In a new essay at Bible and Interpretation Zeba Crook ‘imagines’ a secular translation of the New Testament.
What if one were to translate the Bible according to the same principles as we translate Homer, Aristotle, and Freud? What if we were to translate the Bible regardless of the faith of its potential readership, regardless of any investment in the question of whether the texts are right or wrong, and regardless of how the texts might be used to address contemporary faith? This paper does not seek to answer this question in full, but only to initiate a conversation on the matter.
I’m not sure what renditions of the NT Crook reads but surely he can’t think that translators are being so unfaithful to the Greek text that they are masking theological bias and misrepresenting the text itself. In fact, with his wish for a secular edition he is wishing to do exactly what he seems to be suggesting biblical scholars do- provide a translation based purely on ideology. Except his ideology is the religion of secularism.

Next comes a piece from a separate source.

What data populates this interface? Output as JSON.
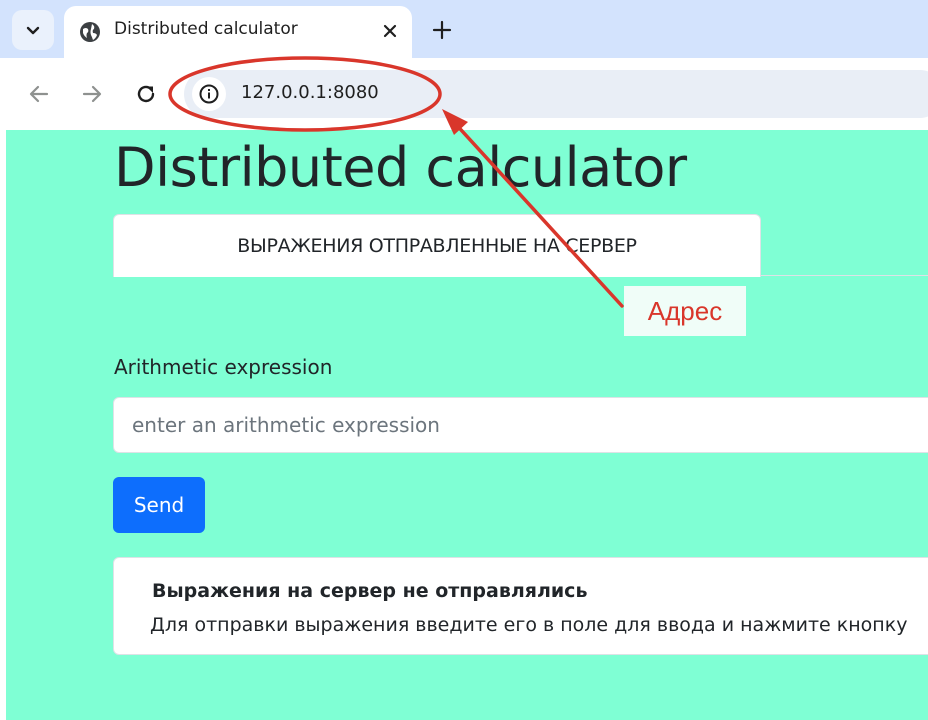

Further, a ‘secular translation of the bible’ is a grand contradiction. The bible is a collection of theological texts. They can no more be ‘secularized’ (for what else would a secular translation be but an attempt to secularize) than a leopard can become a toad. Theological texts remain theological texts no matter which language they are rendered into. The DNA of the Bible is theology. DNA can’t be changed without changing the thing itself.
A ‘secular’ translation of the New Testament makes as much sense as a pig with wings. And it’s just as real.